**WORK ITEM**
Images are to be excluded from the copy, and the records below reproduced word for word.

(Records from a collection)
== Segment start ==

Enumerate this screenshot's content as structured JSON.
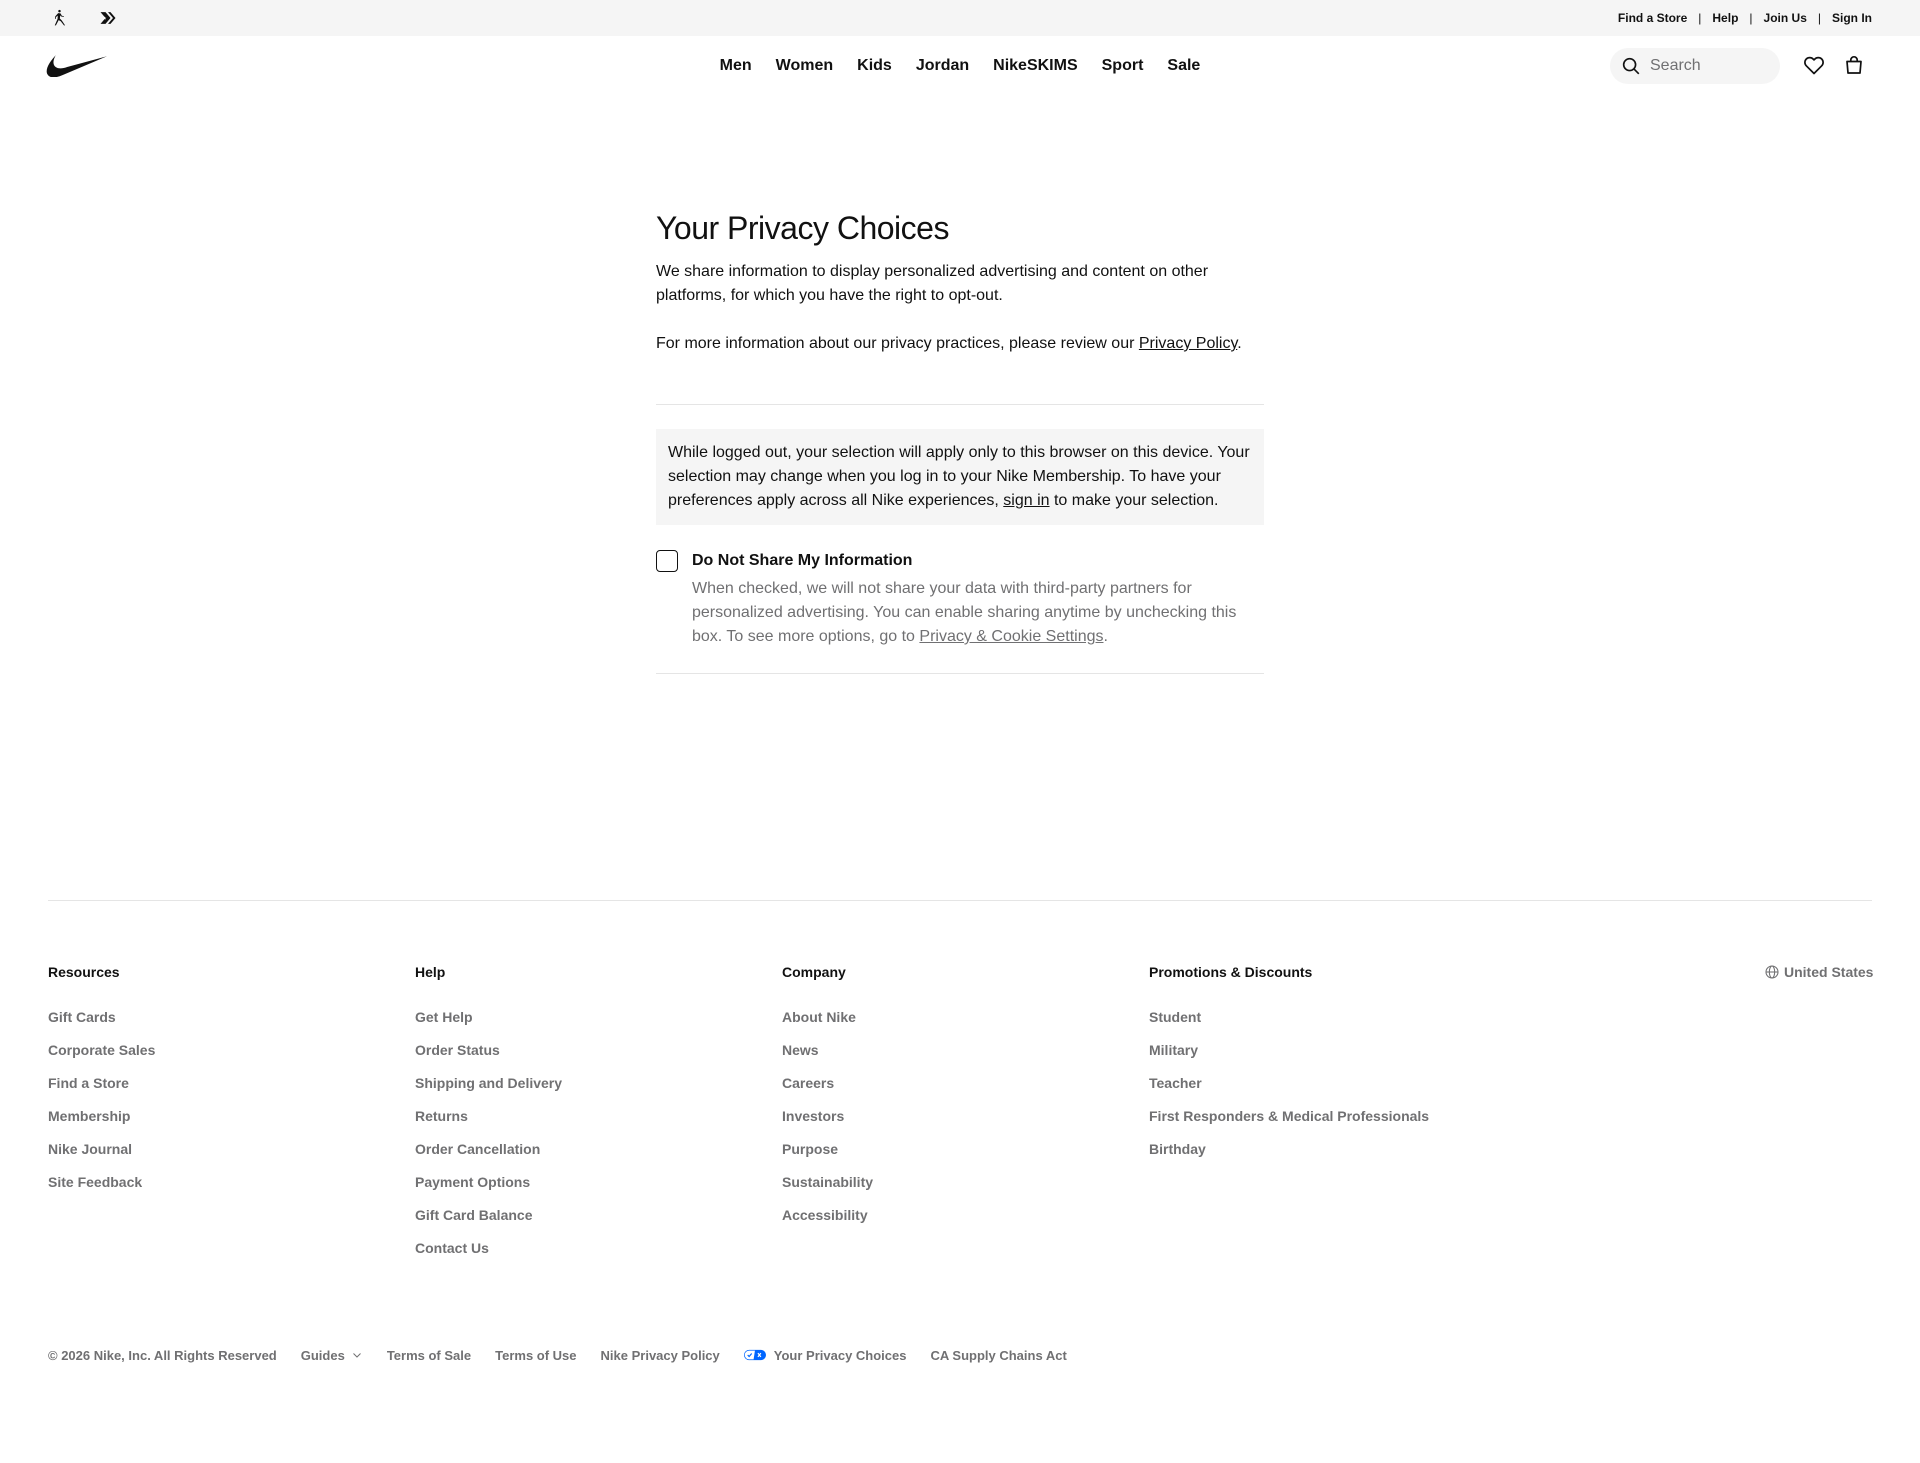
{
  "utility_bar": {
    "brand_icons": [
      "jordan-jumpman-icon",
      "converse-icon"
    ],
    "links": [
      "Find a Store",
      "Help",
      "Join Us",
      "Sign In"
    ],
    "separator": "|"
  },
  "header": {
    "logo": "nike-swoosh-icon",
    "nav": [
      "Men",
      "Women",
      "Kids",
      "Jordan",
      "NikeSKIMS",
      "Sport",
      "Sale"
    ],
    "search_placeholder": "Search",
    "icons": [
      "search-icon",
      "heart-icon",
      "bag-icon"
    ]
  },
  "main": {
    "title": "Your Privacy Choices",
    "para1": "We share information to display personalized advertising and content on other platforms, for which you have the right to opt-out.",
    "para2_prefix": "For more information about our privacy practices, please review our ",
    "para2_link": "Privacy Policy",
    "para2_suffix": ".",
    "info_prefix": "While logged out, your selection will apply only to this browser on this device. Your selection may change when you log in to your Nike Membership. To have your preferences apply across all Nike experiences, ",
    "info_link": "sign in",
    "info_suffix": " to make your selection.",
    "optout_label": "Do Not Share My Information",
    "optout_checked": false,
    "optout_desc_prefix": "When checked, we will not share your data with third-party partners for personalized advertising. You can enable sharing anytime by unchecking this box. To see more options, go to ",
    "optout_desc_link": "Privacy & Cookie Settings",
    "optout_desc_suffix": "."
  },
  "footer": {
    "columns": [
      {
        "heading": "Resources",
        "links": [
          "Gift Cards",
          "Corporate Sales",
          "Find a Store",
          "Membership",
          "Nike Journal",
          "Site Feedback"
        ]
      },
      {
        "heading": "Help",
        "links": [
          "Get Help",
          "Order Status",
          "Shipping and Delivery",
          "Returns",
          "Order Cancellation",
          "Payment Options",
          "Gift Card Balance",
          "Contact Us"
        ]
      },
      {
        "heading": "Company",
        "links": [
          "About Nike",
          "News",
          "Careers",
          "Investors",
          "Purpose",
          "Sustainability",
          "Accessibility"
        ]
      },
      {
        "heading": "Promotions & Discounts",
        "links": [
          "Student",
          "Military",
          "Teacher",
          "First Responders & Medical Professionals",
          "Birthday"
        ]
      }
    ],
    "locale": "United States",
    "legal": {
      "copyright": "© 2026 Nike, Inc. All Rights Reserved",
      "guides": "Guides",
      "terms_of_sale": "Terms of Sale",
      "terms_of_use": "Terms of Use",
      "privacy_policy": "Nike Privacy Policy",
      "privacy_choices": "Your Privacy Choices",
      "ca_supply": "CA Supply Chains Act"
    }
  },
  "colors": {
    "text": "#111111",
    "secondary_text": "#707072",
    "panel_bg": "#f5f5f5",
    "divider": "#e5e5e5",
    "privacy_icon_blue": "#0066ff"
  }
}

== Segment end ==

**FINISHED TASK**
Enumerate this screenshot's content as structured JSON.
{
  "utility_bar": {
    "brand_icons": [
      "jordan-jumpman-icon",
      "converse-icon"
    ],
    "links": [
      "Find a Store",
      "Help",
      "Join Us",
      "Sign In"
    ],
    "separator": "|"
  },
  "header": {
    "logo": "nike-swoosh-icon",
    "nav": [
      "Men",
      "Women",
      "Kids",
      "Jordan",
      "NikeSKIMS",
      "Sport",
      "Sale"
    ],
    "search_placeholder": "Search",
    "icons": [
      "search-icon",
      "heart-icon",
      "bag-icon"
    ]
  },
  "main": {
    "title": "Your Privacy Choices",
    "para1": "We share information to display personalized advertising and content on other platforms, for which you have the right to opt-out.",
    "para2_prefix": "For more information about our privacy practices, please review our ",
    "para2_link": "Privacy Policy",
    "para2_suffix": ".",
    "info_prefix": "While logged out, your selection will apply only to this browser on this device. Your selection may change when you log in to your Nike Membership. To have your preferences apply across all Nike experiences, ",
    "info_link": "sign in",
    "info_suffix": " to make your selection.",
    "optout_label": "Do Not Share My Information",
    "optout_checked": false,
    "optout_desc_prefix": "When checked, we will not share your data with third-party partners for personalized advertising. You can enable sharing anytime by unchecking this box. To see more options, go to ",
    "optout_desc_link": "Privacy & Cookie Settings",
    "optout_desc_suffix": "."
  },
  "footer": {
    "columns": [
      {
        "heading": "Resources",
        "links": [
          "Gift Cards",
          "Corporate Sales",
          "Find a Store",
          "Membership",
          "Nike Journal",
          "Site Feedback"
        ]
      },
      {
        "heading": "Help",
        "links": [
          "Get Help",
          "Order Status",
          "Shipping and Delivery",
          "Returns",
          "Order Cancellation",
          "Payment Options",
          "Gift Card Balance",
          "Contact Us"
        ]
      },
      {
        "heading": "Company",
        "links": [
          "About Nike",
          "News",
          "Careers",
          "Investors",
          "Purpose",
          "Sustainability",
          "Accessibility"
        ]
      },
      {
        "heading": "Promotions & Discounts",
        "links": [
          "Student",
          "Military",
          "Teacher",
          "First Responders & Medical Professionals",
          "Birthday"
        ]
      }
    ],
    "locale": "United States",
    "legal": {
      "copyright": "© 2026 Nike, Inc. All Rights Reserved",
      "guides": "Guides",
      "terms_of_sale": "Terms of Sale",
      "terms_of_use": "Terms of Use",
      "privacy_policy": "Nike Privacy Policy",
      "privacy_choices": "Your Privacy Choices",
      "ca_supply": "CA Supply Chains Act"
    }
  },
  "colors": {
    "text": "#111111",
    "secondary_text": "#707072",
    "panel_bg": "#f5f5f5",
    "divider": "#e5e5e5",
    "privacy_icon_blue": "#0066ff"
  }
}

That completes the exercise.